The church in 2015:
This historic church in Lenox was built 1805 as the town’s second meeting house, replacing a smaller church building that had been built on the same site around 1770. The building’s design is an excellent example of the traditional late 18th and early 19th century New England church architecture, and some sources, such as the Massachusetts Cultural Resource Information System, credit Isaac Damon with its design. This seems doubtful, though. While Damon designed many churches in Western Massachusetts, he was still living in Weymouth when this church was built in 1805, and he would not begin his architectural career until he moved to Northampton six years later.

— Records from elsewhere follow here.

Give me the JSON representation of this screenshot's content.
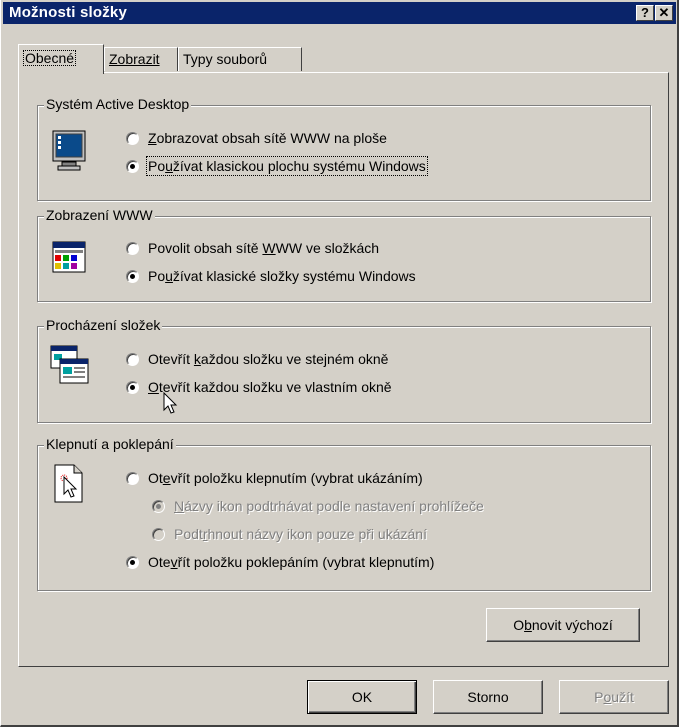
{
  "window": {
    "title": "Možnosti složky",
    "help_button": "?",
    "close_button": "✕"
  },
  "tabs": [
    {
      "label": "Obecné",
      "active": true
    },
    {
      "label": "Zobrazit",
      "active": false
    },
    {
      "label": "Typy souborů",
      "active": false
    }
  ],
  "groups": {
    "active_desktop": {
      "legend": "Systém Active Desktop",
      "icon": "monitor-icon",
      "options": [
        {
          "pre": "",
          "key": "Z",
          "post": "obrazovat obsah sítě WWW na ploše",
          "checked": false
        },
        {
          "pre": "Po",
          "key": "u",
          "post": "žívat klasickou plochu systému Windows",
          "checked": true
        }
      ]
    },
    "web_view": {
      "legend": "Zobrazení WWW",
      "icon": "web-folder-icon",
      "options": [
        {
          "pre": "Povolit obsah sítě ",
          "key": "W",
          "post": "WW ve složkách",
          "checked": false
        },
        {
          "pre": "Po",
          "key": "u",
          "post": "žívat klasické složky systému Windows",
          "checked": true
        }
      ]
    },
    "browse_folders": {
      "legend": "Procházení složek",
      "icon": "windows-cascade-icon",
      "options": [
        {
          "pre": "Otevřít ",
          "key": "k",
          "post": "aždou složku ve stejném okně",
          "checked": false
        },
        {
          "pre": "",
          "key": "O",
          "post": "tevřít každou složku ve vlastním okně",
          "checked": true
        }
      ]
    },
    "click_items": {
      "legend": "Klepnutí a poklepání",
      "icon": "pointer-click-icon",
      "options": [
        {
          "pre": "Ot",
          "key": "e",
          "post": "vřít položku klepnutím (vybrat ukázáním)",
          "checked": false,
          "disabled": false
        },
        {
          "pre": "",
          "key": "N",
          "post": "ázvy ikon podtrhávat podle nastavení prohlížeče",
          "checked": true,
          "disabled": true
        },
        {
          "pre": "Podt",
          "key": "r",
          "post": "hnout názvy ikon pouze při ukázání",
          "checked": false,
          "disabled": true
        },
        {
          "pre": "Ote",
          "key": "v",
          "post": "řít položku poklepáním (vybrat klepnutím)",
          "checked": true,
          "disabled": false
        }
      ]
    }
  },
  "buttons": {
    "restore_defaults": {
      "pre": "O",
      "key": "b",
      "post": "novit výchozí"
    },
    "ok": "OK",
    "cancel": "Storno",
    "apply": {
      "pre": "P",
      "key": "o",
      "post": "užít"
    }
  },
  "colors": {
    "titlebar": "#0a246a",
    "face": "#d4d0c8",
    "desktop_blue": "#0a4a8a"
  }
}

Regardless of who designed it, though, this picturesque church has long been popular among visitors to Lenox. The first photo was taken at a time when Lenox was a popular resort town, and for the many wealthy New York City residents who spent their summer here, the church would have contributed to the town’s appearance as a quaint New England village. Not much has changed for the church since then. Other than different windows and the addition of shutters, almost everything else on the exterior is the same from the first photo. Even the tree in the background to the left appears to be the same one. Based on its size in the first photo, it is probably at least as old as the church itself, if not older.